Excerpts from an interface dataset:
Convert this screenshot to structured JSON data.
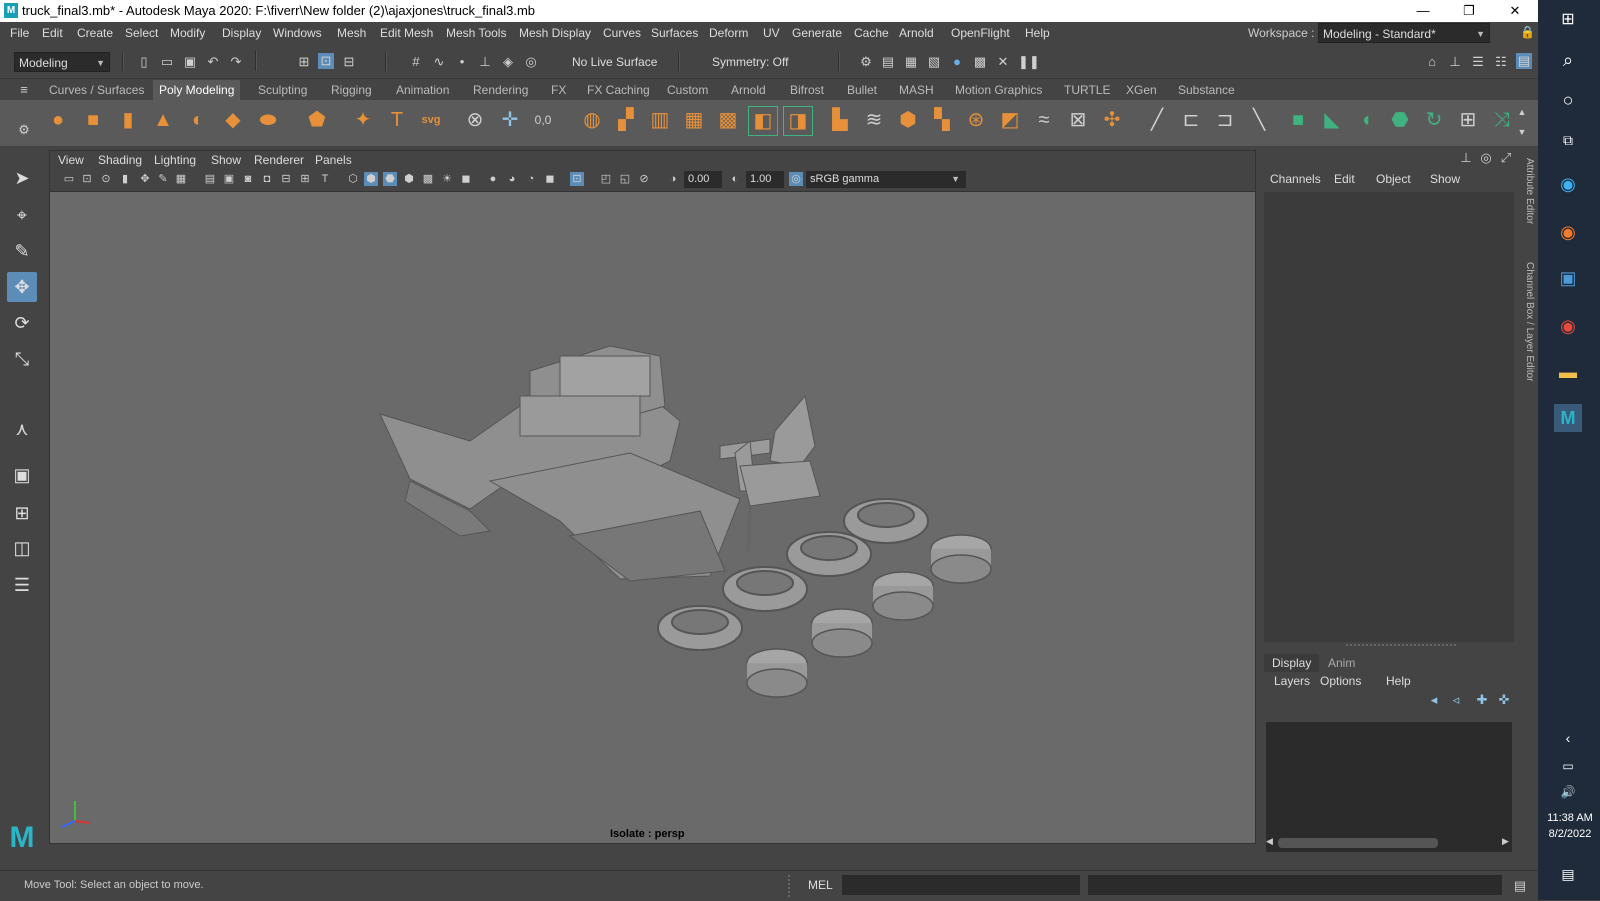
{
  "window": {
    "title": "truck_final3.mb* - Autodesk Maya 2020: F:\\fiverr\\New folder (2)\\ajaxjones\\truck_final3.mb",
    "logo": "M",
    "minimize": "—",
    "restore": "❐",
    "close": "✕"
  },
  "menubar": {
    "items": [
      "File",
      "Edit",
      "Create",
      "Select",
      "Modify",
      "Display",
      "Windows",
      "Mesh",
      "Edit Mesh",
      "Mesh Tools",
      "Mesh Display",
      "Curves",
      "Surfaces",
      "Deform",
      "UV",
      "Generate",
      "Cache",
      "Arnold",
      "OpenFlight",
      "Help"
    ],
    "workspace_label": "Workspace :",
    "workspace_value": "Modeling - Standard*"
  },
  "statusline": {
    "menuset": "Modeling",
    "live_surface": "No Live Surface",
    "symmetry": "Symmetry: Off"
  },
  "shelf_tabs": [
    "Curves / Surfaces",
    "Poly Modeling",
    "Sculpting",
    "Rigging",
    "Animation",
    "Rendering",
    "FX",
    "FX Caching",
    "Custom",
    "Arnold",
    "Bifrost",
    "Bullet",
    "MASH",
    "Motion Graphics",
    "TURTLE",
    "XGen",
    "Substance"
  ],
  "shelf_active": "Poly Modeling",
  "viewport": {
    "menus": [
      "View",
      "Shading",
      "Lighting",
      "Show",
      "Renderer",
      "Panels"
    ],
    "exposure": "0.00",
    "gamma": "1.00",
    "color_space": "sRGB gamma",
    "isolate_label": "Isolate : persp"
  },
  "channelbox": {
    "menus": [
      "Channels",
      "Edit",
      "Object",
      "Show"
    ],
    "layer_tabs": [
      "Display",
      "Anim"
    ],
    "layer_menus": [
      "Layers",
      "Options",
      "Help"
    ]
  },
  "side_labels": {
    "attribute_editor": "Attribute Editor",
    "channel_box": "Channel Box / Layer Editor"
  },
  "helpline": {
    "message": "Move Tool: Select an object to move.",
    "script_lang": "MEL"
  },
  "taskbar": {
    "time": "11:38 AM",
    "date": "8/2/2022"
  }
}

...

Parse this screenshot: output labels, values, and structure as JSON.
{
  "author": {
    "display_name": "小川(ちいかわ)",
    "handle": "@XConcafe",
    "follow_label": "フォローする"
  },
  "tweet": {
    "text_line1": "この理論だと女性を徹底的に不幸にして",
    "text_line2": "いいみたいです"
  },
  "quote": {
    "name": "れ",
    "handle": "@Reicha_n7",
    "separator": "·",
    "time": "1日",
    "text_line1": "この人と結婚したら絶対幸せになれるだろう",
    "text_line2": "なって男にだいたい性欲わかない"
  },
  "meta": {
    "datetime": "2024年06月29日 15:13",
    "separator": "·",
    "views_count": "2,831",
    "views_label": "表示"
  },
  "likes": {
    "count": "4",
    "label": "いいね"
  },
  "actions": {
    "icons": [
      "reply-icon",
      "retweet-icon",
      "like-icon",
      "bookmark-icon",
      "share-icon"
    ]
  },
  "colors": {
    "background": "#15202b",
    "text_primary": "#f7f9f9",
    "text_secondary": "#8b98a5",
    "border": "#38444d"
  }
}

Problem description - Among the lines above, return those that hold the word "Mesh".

Response to the task -
      "Mesh",
      "Edit Mesh",
      "Mesh Tools",
      "Mesh Display",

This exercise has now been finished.